The Degree of Alignment Between Circumbinary Disks and their Host Binaries
Event date
Ian Czekala
UC Berkeley
N232 R103
Event Type

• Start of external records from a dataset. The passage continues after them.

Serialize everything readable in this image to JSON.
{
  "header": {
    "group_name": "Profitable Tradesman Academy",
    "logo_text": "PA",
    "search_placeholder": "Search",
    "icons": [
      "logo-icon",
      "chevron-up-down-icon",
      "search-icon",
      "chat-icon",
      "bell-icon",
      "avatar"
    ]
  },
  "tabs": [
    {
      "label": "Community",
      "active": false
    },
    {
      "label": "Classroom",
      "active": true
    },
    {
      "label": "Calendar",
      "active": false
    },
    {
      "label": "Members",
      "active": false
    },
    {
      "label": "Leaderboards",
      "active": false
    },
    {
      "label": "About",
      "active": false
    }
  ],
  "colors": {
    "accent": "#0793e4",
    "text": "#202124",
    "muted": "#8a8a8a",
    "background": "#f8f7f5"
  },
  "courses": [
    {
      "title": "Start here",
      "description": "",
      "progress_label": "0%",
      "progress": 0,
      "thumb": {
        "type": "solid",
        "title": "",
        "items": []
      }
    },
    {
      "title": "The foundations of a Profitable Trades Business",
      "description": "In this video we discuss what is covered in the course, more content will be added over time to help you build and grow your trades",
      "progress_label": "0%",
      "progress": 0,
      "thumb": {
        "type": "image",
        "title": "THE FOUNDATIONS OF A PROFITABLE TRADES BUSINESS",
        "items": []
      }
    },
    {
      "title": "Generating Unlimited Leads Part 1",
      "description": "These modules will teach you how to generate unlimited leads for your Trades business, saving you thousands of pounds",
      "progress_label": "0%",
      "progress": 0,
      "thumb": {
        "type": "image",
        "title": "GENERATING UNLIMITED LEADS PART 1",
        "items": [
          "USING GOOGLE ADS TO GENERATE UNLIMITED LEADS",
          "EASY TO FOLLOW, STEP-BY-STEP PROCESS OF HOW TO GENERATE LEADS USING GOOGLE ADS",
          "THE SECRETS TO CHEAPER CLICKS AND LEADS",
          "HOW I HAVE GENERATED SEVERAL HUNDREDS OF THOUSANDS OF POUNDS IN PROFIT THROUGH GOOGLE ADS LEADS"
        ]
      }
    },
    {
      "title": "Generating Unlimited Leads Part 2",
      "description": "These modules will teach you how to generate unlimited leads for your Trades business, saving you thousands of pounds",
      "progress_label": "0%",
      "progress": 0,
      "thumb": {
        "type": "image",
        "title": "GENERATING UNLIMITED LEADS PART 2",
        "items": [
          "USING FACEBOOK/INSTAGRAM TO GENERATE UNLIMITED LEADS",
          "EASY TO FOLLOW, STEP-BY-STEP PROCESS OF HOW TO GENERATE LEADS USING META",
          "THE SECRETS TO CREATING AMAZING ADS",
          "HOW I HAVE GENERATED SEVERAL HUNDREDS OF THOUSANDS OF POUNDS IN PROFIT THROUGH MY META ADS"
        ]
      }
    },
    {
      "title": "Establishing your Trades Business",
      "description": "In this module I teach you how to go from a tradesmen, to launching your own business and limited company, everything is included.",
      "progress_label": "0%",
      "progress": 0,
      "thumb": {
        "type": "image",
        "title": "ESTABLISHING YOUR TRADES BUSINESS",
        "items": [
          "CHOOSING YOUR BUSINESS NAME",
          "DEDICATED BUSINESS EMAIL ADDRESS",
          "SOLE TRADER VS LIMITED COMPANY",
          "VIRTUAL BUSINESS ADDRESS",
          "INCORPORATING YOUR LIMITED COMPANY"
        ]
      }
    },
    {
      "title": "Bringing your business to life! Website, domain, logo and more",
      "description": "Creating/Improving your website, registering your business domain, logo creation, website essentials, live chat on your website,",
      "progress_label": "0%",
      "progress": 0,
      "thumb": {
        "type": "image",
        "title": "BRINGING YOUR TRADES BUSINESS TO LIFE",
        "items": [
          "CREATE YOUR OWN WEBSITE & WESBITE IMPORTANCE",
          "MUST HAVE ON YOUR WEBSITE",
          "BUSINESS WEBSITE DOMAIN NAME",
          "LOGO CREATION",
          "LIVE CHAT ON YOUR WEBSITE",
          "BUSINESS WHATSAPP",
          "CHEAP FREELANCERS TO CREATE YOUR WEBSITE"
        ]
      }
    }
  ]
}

One exciting legacy of the Kepler mission was the discovery of about a dozen transiting circumbinary (CB) planets, despite potential barriers to planet formation in these systems. Determining the CB planet occurrence rate, and thus the efficiency of CB planet formation, depends on assumptions about the sensitivity of Kepler to CB planets as a function of the mutual inclination between the binary and planetary orbits, since it is a key parameter in determining whether and how frequently CB planets transit. To contextualize the known CB planet population, we examine young and intermediate age binary stars that host circumbinary protoplanetary and debris disks and investigate trends in system architecture—namely mutual inclination—with binary orbital parameters. We forward-model new ALMA observations of the pre-main sequence spectroscopic binary UZ Tau E and its CB disk using carbon monoxide J=2-1 emission. UZ Tau E joins V4046 Sgr, DQ Tau, and AK Sco as the fourth system whose stellar orbit and disk parameters are well-known and calculation of the mutual inclination between the stellar and orbital planes is possible. Using a hierarchical Bayesian framework, we find that all of these systems, which host short-period (P < 30 days) binary stars, likely have mutual inclinations consistent with the CB planet population, suggesting that there does not exist a large population of misaligned CB planets orbiting binaries with these periods. We further extend our analysis to include all known circumbinary disk systems in the literature. This expanded sample includes many longer period binary stars, but suffers from incomplete stellar orbits and/or spatially unresolved disk observations, resulting in significant uncertainty in solutions of system architectures. Given the existing data, however, there are already several longer period (P ≿ 30 days) systems for which coplanarity is highly disfavored, such as GW Ori and TWA 3A. This suggests that whatever formation mechanism produced the shorter period binaries tends to bring the binary orbital plane and the CB disk into alignment, and that its influence wanes with increasing binary orbital period. We will also highlight new data-driven spectroscopic techniques which have enabled us to discern the orbital architectures of longer-period multiple star systems.